═════ Working data
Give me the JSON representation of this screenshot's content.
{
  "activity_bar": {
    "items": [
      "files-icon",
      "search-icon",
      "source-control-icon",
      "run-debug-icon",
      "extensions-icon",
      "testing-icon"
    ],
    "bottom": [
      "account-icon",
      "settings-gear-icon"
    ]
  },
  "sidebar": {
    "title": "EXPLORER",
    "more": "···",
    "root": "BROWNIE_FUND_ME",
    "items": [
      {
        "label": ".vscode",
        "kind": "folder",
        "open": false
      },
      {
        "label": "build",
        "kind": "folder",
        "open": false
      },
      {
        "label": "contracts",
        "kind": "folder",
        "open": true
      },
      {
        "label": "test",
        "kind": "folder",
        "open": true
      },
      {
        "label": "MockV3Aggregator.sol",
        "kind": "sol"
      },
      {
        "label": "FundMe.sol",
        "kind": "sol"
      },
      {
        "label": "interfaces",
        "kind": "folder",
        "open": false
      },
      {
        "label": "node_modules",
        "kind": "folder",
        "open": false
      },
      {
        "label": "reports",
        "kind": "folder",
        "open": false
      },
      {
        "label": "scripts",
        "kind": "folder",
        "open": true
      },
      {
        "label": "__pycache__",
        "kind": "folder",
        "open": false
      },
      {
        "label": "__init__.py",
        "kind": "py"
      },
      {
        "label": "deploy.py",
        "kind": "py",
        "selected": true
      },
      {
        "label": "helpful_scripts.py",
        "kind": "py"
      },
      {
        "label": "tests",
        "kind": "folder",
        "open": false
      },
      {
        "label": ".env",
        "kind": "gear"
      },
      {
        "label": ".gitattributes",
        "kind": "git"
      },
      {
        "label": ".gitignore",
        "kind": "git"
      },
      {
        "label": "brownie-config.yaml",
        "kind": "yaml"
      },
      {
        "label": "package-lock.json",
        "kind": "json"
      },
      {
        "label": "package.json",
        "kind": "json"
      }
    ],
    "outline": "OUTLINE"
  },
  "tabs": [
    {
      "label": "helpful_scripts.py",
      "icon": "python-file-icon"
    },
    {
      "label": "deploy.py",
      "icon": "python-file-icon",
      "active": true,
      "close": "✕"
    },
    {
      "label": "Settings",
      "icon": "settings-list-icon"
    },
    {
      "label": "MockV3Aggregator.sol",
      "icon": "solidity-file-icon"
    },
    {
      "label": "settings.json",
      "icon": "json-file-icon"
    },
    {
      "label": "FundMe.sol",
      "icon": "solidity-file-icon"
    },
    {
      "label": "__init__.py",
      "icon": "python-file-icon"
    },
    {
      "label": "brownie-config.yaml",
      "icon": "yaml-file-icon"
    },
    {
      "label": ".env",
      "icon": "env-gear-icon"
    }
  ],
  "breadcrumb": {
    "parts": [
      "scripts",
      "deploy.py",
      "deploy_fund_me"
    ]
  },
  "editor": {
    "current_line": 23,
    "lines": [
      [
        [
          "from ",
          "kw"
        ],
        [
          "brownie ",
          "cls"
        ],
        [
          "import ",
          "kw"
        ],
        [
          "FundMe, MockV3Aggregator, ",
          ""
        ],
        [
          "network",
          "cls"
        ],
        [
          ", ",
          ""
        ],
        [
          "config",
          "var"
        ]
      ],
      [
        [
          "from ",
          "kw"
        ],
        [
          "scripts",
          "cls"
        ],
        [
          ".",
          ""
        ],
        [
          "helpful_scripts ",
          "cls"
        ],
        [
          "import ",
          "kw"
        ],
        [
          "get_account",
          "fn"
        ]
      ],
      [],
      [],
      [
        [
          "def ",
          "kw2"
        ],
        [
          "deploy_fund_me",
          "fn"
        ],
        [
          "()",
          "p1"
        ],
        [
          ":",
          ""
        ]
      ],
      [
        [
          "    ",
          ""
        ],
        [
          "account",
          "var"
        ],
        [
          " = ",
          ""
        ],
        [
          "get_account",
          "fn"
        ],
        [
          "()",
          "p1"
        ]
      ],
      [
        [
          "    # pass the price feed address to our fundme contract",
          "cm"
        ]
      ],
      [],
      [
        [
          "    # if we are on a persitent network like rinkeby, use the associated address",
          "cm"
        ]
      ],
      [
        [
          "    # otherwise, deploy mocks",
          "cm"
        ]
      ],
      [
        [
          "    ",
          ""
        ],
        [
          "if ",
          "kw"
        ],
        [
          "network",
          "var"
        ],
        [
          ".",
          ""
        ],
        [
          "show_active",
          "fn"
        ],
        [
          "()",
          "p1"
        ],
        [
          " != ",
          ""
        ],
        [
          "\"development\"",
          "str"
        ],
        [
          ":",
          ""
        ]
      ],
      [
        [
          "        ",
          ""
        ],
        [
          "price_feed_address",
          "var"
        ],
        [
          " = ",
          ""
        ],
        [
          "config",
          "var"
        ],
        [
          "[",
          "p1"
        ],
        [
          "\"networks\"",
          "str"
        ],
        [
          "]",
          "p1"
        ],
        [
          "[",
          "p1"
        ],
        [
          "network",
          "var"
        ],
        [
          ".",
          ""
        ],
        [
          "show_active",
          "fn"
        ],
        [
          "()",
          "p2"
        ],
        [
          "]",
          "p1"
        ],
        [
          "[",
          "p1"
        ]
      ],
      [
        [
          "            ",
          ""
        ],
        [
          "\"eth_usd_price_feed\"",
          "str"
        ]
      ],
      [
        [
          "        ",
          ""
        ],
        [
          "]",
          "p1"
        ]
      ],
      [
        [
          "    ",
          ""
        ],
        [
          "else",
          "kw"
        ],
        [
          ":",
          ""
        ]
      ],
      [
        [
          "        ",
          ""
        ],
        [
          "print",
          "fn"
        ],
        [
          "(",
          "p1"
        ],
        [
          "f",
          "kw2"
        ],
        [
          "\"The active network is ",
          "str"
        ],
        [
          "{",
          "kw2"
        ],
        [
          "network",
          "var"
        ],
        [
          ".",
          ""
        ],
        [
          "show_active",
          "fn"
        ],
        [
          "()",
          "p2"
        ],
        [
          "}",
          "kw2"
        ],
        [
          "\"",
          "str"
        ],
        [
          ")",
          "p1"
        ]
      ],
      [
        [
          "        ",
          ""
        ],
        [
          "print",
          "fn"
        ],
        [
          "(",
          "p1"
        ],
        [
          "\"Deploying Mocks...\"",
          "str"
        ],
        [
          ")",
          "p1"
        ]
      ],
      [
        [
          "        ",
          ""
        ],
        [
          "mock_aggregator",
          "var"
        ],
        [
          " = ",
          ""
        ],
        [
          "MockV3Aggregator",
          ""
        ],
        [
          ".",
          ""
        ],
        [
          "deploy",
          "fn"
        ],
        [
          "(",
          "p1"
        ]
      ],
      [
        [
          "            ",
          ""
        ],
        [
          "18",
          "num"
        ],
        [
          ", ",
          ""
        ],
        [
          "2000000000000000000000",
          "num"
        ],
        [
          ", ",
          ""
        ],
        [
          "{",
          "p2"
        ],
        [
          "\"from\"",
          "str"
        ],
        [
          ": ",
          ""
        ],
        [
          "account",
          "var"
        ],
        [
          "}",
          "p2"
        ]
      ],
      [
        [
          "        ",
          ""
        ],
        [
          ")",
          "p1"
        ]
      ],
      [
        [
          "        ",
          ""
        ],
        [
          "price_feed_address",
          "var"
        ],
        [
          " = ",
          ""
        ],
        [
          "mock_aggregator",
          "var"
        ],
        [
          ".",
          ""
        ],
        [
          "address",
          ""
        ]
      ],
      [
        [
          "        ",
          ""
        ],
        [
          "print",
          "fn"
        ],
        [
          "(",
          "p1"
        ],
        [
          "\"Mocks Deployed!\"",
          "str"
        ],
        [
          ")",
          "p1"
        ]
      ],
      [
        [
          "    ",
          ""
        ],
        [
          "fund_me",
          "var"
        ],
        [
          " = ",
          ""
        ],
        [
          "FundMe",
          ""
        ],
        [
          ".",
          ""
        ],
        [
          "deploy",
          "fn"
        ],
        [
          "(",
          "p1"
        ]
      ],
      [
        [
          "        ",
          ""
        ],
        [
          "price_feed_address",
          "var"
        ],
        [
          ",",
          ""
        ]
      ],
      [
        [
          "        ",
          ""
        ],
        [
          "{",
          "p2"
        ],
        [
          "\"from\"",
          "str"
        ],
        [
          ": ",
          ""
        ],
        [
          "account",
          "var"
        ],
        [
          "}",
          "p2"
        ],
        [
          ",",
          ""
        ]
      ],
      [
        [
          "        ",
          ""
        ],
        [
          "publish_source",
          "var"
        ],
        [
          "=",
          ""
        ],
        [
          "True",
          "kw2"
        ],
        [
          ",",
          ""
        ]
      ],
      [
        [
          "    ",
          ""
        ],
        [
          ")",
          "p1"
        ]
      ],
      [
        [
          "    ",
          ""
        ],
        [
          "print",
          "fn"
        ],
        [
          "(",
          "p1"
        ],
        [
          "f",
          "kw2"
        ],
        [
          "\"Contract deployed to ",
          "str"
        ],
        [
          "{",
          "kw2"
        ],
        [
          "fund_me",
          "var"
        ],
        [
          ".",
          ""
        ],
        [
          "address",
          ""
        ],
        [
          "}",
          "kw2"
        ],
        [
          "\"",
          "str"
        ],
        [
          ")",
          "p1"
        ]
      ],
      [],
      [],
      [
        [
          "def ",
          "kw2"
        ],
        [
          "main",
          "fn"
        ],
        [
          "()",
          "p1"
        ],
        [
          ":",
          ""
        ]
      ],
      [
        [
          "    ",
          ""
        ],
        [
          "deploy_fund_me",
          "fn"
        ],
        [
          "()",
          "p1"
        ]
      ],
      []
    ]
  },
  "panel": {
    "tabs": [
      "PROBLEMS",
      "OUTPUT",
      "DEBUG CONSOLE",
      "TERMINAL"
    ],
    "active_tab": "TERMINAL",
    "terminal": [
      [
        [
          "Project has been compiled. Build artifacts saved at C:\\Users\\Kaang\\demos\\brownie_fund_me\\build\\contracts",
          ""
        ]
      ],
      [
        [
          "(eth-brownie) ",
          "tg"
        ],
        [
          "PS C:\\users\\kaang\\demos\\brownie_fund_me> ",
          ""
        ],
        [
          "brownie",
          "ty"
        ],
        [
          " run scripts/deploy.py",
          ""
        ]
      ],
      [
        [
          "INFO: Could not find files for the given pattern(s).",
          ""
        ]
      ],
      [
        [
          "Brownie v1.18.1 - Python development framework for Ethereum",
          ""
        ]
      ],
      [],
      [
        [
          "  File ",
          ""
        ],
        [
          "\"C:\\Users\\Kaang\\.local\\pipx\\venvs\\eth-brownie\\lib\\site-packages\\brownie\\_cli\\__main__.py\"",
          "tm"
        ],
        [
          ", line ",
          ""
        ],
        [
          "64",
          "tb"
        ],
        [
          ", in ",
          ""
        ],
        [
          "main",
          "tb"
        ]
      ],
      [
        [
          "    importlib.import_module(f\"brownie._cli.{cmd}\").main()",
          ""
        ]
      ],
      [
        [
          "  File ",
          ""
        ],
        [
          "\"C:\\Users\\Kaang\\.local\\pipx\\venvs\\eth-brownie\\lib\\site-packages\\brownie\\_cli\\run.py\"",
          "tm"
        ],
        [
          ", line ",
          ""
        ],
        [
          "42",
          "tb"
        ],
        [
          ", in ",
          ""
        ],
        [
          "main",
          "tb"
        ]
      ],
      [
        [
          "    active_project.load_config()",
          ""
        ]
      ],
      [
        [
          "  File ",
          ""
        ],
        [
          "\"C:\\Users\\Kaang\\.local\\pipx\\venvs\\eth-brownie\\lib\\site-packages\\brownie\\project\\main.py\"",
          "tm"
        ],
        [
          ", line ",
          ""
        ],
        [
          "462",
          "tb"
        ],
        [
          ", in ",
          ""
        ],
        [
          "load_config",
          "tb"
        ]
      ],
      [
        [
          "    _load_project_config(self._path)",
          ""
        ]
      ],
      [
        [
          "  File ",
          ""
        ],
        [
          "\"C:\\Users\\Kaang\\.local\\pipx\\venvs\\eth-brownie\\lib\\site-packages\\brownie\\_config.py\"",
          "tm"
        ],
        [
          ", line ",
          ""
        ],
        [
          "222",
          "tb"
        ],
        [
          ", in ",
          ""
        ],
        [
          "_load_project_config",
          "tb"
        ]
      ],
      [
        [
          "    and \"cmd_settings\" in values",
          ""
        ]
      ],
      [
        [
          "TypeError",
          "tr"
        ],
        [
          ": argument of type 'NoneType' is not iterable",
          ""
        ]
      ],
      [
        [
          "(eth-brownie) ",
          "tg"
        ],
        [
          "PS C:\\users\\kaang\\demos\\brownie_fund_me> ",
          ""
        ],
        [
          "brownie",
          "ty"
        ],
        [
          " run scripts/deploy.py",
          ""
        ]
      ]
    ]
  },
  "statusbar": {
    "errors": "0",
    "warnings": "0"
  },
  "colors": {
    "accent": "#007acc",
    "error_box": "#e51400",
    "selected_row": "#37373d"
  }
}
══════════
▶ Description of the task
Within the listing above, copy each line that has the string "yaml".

▶ The completed task
        "label": "brownie-config.yaml",
        "kind": "yaml"
      "label": "brownie-config.yaml",
      "icon": "yaml-file-icon"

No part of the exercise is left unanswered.